• **Problem**
Only the pictures should be dropped; every line of the data must come back exactly as written.
**** Data in this exercise ****
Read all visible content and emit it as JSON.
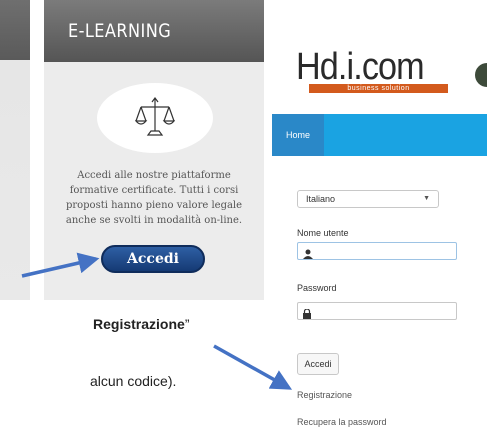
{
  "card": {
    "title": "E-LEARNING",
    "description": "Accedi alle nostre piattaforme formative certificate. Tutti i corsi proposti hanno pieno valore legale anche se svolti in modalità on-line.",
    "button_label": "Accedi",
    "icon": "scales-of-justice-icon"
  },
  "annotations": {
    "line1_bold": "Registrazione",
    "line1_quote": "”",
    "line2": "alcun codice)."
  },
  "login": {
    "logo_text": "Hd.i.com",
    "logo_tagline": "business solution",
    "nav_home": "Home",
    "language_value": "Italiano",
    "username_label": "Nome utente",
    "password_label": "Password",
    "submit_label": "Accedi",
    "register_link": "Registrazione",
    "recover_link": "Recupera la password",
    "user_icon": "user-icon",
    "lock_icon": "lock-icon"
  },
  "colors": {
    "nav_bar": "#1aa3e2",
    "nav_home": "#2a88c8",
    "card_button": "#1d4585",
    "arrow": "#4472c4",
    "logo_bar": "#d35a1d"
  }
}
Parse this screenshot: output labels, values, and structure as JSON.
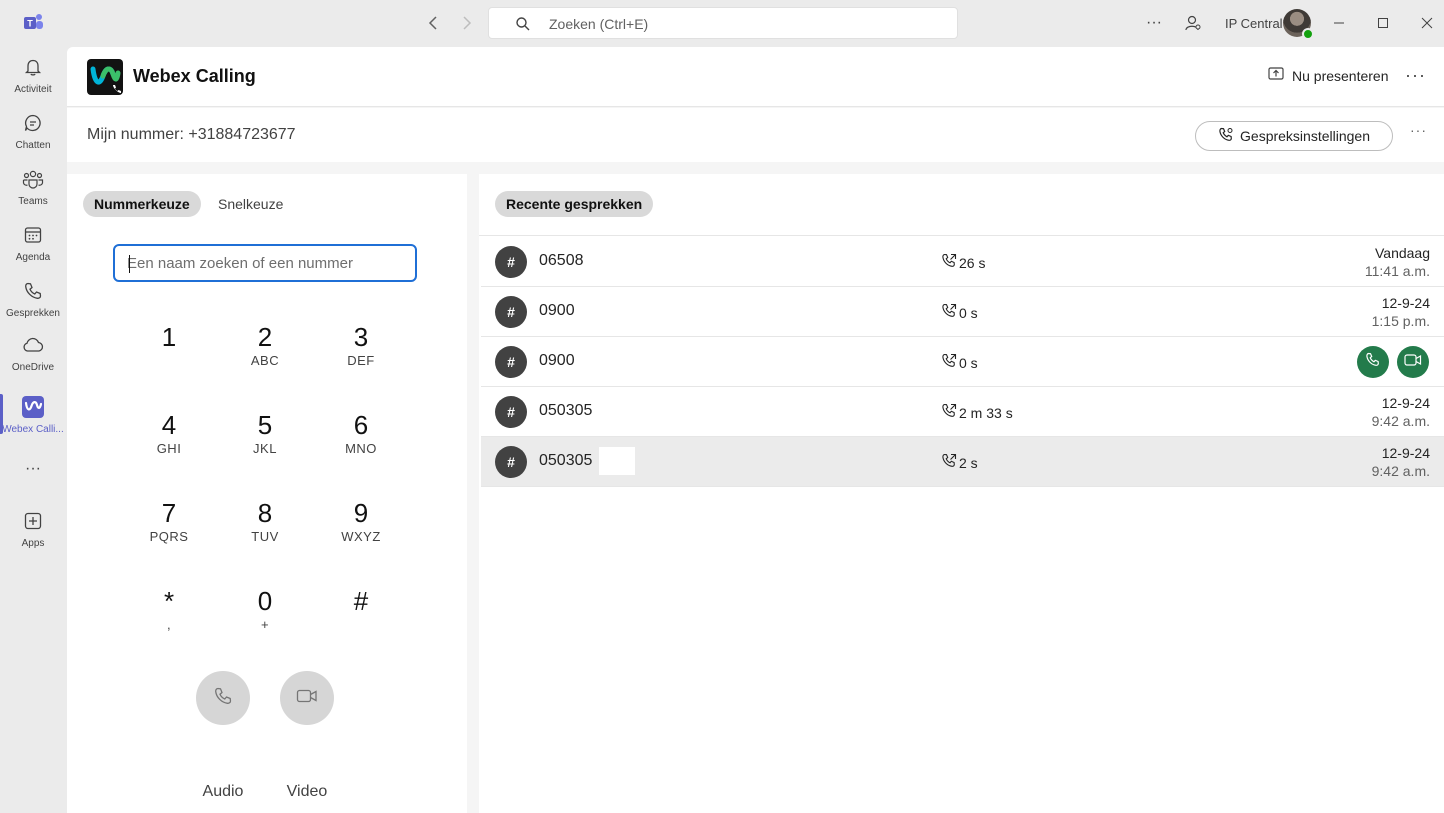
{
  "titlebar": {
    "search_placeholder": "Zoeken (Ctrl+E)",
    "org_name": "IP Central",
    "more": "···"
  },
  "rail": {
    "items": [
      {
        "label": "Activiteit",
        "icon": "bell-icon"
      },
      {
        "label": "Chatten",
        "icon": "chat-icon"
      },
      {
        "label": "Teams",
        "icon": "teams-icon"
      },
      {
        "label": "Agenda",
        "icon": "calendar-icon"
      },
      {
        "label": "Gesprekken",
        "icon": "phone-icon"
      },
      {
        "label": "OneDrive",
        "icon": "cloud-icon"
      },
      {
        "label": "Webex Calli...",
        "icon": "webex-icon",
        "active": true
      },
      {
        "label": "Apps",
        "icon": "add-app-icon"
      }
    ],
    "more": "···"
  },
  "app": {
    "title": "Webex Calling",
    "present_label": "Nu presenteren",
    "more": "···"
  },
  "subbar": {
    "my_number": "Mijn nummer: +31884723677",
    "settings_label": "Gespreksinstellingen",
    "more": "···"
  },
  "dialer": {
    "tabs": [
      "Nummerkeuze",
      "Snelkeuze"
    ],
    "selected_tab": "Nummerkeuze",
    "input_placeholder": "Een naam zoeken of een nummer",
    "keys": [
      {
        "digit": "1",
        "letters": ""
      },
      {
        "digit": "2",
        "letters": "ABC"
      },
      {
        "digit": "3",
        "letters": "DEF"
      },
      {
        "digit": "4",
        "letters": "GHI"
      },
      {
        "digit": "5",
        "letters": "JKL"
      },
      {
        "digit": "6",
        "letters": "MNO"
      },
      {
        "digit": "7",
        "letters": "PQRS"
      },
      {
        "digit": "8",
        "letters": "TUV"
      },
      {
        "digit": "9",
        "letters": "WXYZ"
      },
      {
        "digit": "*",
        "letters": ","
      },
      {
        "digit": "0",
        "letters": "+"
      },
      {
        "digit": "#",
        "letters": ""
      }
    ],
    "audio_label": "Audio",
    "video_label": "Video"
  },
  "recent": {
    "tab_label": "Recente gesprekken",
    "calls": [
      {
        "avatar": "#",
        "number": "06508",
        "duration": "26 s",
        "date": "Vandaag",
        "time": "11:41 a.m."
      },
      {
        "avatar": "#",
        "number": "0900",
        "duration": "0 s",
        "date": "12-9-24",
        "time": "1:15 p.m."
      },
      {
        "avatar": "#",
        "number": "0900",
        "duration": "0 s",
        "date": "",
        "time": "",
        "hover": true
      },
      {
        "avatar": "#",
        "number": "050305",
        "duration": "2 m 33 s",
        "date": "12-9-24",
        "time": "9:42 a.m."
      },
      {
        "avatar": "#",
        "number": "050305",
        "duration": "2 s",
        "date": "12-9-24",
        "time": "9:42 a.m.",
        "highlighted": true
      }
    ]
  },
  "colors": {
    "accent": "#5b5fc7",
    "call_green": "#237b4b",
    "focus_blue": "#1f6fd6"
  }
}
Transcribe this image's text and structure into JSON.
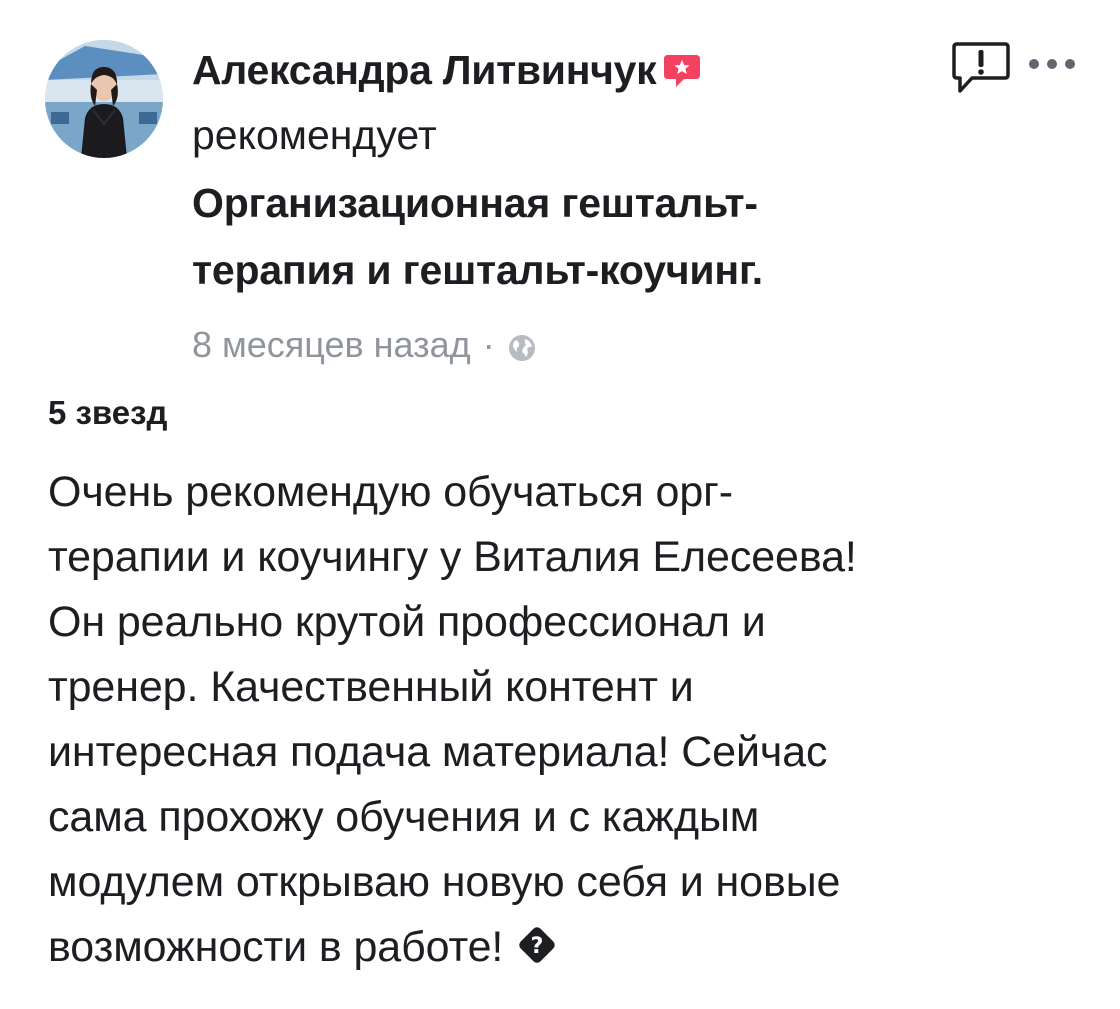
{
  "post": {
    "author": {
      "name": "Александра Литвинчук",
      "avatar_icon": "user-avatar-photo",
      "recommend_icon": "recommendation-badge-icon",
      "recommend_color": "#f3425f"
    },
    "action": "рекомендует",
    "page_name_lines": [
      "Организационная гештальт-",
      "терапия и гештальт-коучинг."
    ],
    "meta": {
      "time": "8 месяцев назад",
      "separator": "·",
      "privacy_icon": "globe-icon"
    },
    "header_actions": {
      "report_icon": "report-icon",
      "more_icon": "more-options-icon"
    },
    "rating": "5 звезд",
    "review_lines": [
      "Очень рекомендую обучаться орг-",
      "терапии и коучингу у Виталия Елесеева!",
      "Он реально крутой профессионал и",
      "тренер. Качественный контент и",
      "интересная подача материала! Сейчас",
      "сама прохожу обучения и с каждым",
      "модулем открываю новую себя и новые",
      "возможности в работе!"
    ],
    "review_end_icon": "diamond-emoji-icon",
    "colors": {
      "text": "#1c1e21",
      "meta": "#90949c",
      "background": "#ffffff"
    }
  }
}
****
• **Response**
Read all visible content and emit it as JSON.
{
  "card": {
    "title": "E-LEARNING",
    "description": "Accedi alle nostre piattaforme formative certificate. Tutti i corsi proposti hanno pieno valore legale anche se svolti in modalità on-line.",
    "button_label": "Accedi",
    "icon": "scales-of-justice-icon"
  },
  "annotations": {
    "line1_bold": "Registrazione",
    "line1_quote": "”",
    "line2": "alcun codice)."
  },
  "login": {
    "logo_text": "Hd.i.com",
    "logo_tagline": "business solution",
    "nav_home": "Home",
    "language_value": "Italiano",
    "username_label": "Nome utente",
    "password_label": "Password",
    "submit_label": "Accedi",
    "register_link": "Registrazione",
    "recover_link": "Recupera la password",
    "user_icon": "user-icon",
    "lock_icon": "lock-icon"
  },
  "colors": {
    "nav_bar": "#1aa3e2",
    "nav_home": "#2a88c8",
    "card_button": "#1d4585",
    "arrow": "#4472c4",
    "logo_bar": "#d35a1d"
  }
}
Parse this screenshot: output labels, values, and structure as JSON.
{
  "titlebar": {
    "search_placeholder": "Zoeken (Ctrl+E)",
    "org_name": "IP Central",
    "more": "···"
  },
  "rail": {
    "items": [
      {
        "label": "Activiteit",
        "icon": "bell-icon"
      },
      {
        "label": "Chatten",
        "icon": "chat-icon"
      },
      {
        "label": "Teams",
        "icon": "teams-icon"
      },
      {
        "label": "Agenda",
        "icon": "calendar-icon"
      },
      {
        "label": "Gesprekken",
        "icon": "phone-icon"
      },
      {
        "label": "OneDrive",
        "icon": "cloud-icon"
      },
      {
        "label": "Webex Calli...",
        "icon": "webex-icon",
        "active": true
      },
      {
        "label": "Apps",
        "icon": "add-app-icon"
      }
    ],
    "more": "···"
  },
  "app": {
    "title": "Webex Calling",
    "present_label": "Nu presenteren",
    "more": "···"
  },
  "subbar": {
    "my_number": "Mijn nummer: +31884723677",
    "settings_label": "Gespreksinstellingen",
    "more": "···"
  },
  "dialer": {
    "tabs": [
      "Nummerkeuze",
      "Snelkeuze"
    ],
    "selected_tab": "Nummerkeuze",
    "input_placeholder": "Een naam zoeken of een nummer",
    "keys": [
      {
        "digit": "1",
        "letters": ""
      },
      {
        "digit": "2",
        "letters": "ABC"
      },
      {
        "digit": "3",
        "letters": "DEF"
      },
      {
        "digit": "4",
        "letters": "GHI"
      },
      {
        "digit": "5",
        "letters": "JKL"
      },
      {
        "digit": "6",
        "letters": "MNO"
      },
      {
        "digit": "7",
        "letters": "PQRS"
      },
      {
        "digit": "8",
        "letters": "TUV"
      },
      {
        "digit": "9",
        "letters": "WXYZ"
      },
      {
        "digit": "*",
        "letters": ","
      },
      {
        "digit": "0",
        "letters": "+"
      },
      {
        "digit": "#",
        "letters": ""
      }
    ],
    "audio_label": "Audio",
    "video_label": "Video"
  },
  "recent": {
    "tab_label": "Recente gesprekken",
    "calls": [
      {
        "avatar": "#",
        "number": "06508",
        "duration": "26 s",
        "date": "Vandaag",
        "time": "11:41 a.m."
      },
      {
        "avatar": "#",
        "number": "0900",
        "duration": "0 s",
        "date": "12-9-24",
        "time": "1:15 p.m."
      },
      {
        "avatar": "#",
        "number": "0900",
        "duration": "0 s",
        "date": "",
        "time": "",
        "hover": true
      },
      {
        "avatar": "#",
        "number": "050305",
        "duration": "2 m 33 s",
        "date": "12-9-24",
        "time": "9:42 a.m."
      },
      {
        "avatar": "#",
        "number": "050305",
        "duration": "2 s",
        "date": "12-9-24",
        "time": "9:42 a.m.",
        "highlighted": true
      }
    ]
  },
  "colors": {
    "accent": "#5b5fc7",
    "call_green": "#237b4b",
    "focus_blue": "#1f6fd6"
  }
}
Transcribe this image's text and structure into JSON.
{
  "post": {
    "author": {
      "name": "Александра Литвинчук",
      "avatar_icon": "user-avatar-photo",
      "recommend_icon": "recommendation-badge-icon",
      "recommend_color": "#f3425f"
    },
    "action": "рекомендует",
    "page_name_lines": [
      "Организационная гештальт-",
      "терапия и гештальт-коучинг."
    ],
    "meta": {
      "time": "8 месяцев назад",
      "separator": "·",
      "privacy_icon": "globe-icon"
    },
    "header_actions": {
      "report_icon": "report-icon",
      "more_icon": "more-options-icon"
    },
    "rating": "5 звезд",
    "review_lines": [
      "Очень рекомендую обучаться орг-",
      "терапии и коучингу у Виталия Елесеева!",
      "Он реально крутой профессионал и",
      "тренер. Качественный контент и",
      "интересная подача материала! Сейчас",
      "сама прохожу обучения и с каждым",
      "модулем открываю новую себя и новые",
      "возможности в работе!"
    ],
    "review_end_icon": "diamond-emoji-icon",
    "colors": {
      "text": "#1c1e21",
      "meta": "#90949c",
      "background": "#ffffff"
    }
  }
}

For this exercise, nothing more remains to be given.